[...] Medicare is a hugely important and hugely successful social insurance program for tens of millions of Americans and Republicans aim to repeal it in about six to eight months using a mix of bamboozlement, word play and lies. When I say tens of millions I am speaking of current beneficiaries. But assuming the program is not abolished the overwhelming majority of us will be beneficiaries in the future. Less appreciated is the way Medicare protects money that goes to buying homes and raising children from being spent on the health care of indigent, bankrupted parents. These intergenerational benefits are under-appreciated but profound. If Medicare is abolished in 2017 it will be a calamity.
[...] The final point should be the most obvious. Donald Trump won the presidency promising to defend the economic interests of ordinary people from the 'crooked' elite on Wall Street and in Washington. Whether or not he believes or believed that he has rapidly allied himself with the Paul Ryan privatizers who want to eviscerate the federal programs which are the bedrock of the American middle class.

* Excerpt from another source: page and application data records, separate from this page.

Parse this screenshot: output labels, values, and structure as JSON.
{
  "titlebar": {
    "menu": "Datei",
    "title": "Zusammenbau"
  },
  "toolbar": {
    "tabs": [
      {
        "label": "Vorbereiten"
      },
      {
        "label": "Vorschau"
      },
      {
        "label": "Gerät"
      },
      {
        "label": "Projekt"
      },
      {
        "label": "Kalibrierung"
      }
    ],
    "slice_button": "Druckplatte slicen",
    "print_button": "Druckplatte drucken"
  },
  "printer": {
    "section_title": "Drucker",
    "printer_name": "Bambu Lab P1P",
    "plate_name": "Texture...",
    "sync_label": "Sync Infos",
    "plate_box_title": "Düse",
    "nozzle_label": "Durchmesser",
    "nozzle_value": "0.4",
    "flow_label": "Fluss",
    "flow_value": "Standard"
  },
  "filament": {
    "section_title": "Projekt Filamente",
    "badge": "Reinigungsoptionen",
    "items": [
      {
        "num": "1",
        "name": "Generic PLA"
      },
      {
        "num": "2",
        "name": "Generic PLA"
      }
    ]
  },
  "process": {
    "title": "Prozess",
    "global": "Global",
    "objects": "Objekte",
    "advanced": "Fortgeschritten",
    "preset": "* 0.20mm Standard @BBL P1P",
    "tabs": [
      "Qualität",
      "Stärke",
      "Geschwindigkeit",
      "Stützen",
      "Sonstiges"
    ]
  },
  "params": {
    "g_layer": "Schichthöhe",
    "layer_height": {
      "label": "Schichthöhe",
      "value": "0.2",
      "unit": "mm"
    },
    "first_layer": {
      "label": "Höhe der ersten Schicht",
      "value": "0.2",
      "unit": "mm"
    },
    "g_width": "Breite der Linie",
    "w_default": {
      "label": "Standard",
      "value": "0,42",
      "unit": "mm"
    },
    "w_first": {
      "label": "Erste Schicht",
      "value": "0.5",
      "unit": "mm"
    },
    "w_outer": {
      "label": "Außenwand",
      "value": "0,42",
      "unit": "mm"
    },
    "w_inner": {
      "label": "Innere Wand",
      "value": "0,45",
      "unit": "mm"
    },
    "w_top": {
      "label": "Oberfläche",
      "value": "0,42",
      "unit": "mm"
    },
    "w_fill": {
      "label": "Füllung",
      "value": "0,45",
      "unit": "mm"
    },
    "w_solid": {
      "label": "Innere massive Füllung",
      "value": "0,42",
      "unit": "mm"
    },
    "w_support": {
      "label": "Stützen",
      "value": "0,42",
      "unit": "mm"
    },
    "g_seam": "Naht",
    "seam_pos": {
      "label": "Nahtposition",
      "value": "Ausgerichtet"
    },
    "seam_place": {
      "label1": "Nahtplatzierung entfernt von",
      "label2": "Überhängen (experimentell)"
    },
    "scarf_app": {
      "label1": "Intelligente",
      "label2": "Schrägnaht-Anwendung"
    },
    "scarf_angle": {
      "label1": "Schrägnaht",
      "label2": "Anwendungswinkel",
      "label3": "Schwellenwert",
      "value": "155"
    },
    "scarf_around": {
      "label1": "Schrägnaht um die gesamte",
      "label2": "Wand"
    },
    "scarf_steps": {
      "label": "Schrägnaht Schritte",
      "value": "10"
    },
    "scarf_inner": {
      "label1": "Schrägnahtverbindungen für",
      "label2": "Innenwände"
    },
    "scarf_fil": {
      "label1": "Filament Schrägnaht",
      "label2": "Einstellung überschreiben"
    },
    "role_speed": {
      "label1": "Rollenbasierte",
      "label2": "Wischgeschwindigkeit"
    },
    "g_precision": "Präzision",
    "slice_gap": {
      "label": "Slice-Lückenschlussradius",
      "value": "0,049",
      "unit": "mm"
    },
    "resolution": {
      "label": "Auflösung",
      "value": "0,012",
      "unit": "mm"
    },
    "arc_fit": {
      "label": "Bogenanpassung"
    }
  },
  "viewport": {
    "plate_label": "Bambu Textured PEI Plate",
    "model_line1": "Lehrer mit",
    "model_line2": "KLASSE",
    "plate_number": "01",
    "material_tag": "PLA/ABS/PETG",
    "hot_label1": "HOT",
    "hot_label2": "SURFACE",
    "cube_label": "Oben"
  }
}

Social Security and Medicare are at the top of that list. If you look at the faces in the crowds at Trump's most poisonous speeches I guarantee that you that very few of those people thought they were voting to lose their Medicare.
So as we move into the next administration, watch out for that bamboozlement Josh is talking about. Ryan has already laid the foundation last week, declaring that Obamacare weakened Medicare -- when it actually strengthened it and extended it -- so he's got to fix it. No he doesn't, and, no, he doesn't intend to. He wants to privatize it, meaning adding a profit stream that will stop it from being affordable.

Don't let it happen, and fight tooth and nail. And let your congresspeople know where you stand.

Don't worry, Medicare's got dad's surgery covered -- for now.

Saturday, November 19, 2016

Just Asking: Why Wouldn't the Richest Nation on Earth Expand Affordable Health Care? (Answer Below.)

Answer: The Republicans don't want us to have universal, affordable health care. That's, er, socialist!

People waiting for flu shots in Petaluma, CA, before the ACA came into effect.

I don't have any story to link to or any list of statistics. Just know that if you let the Democrats design a health-care program without interference, it would look like a socialist European/Canadian-style single-payer system, at about half the cost of what we pay now. If you gave the Republicans a chance to design a health-care program without interference, they would slowly take away your health care, make it completely insurance-based, and shrink Medicare and Medicaid as much as they could.

Where am I wrong? We don't need Google to know the answer.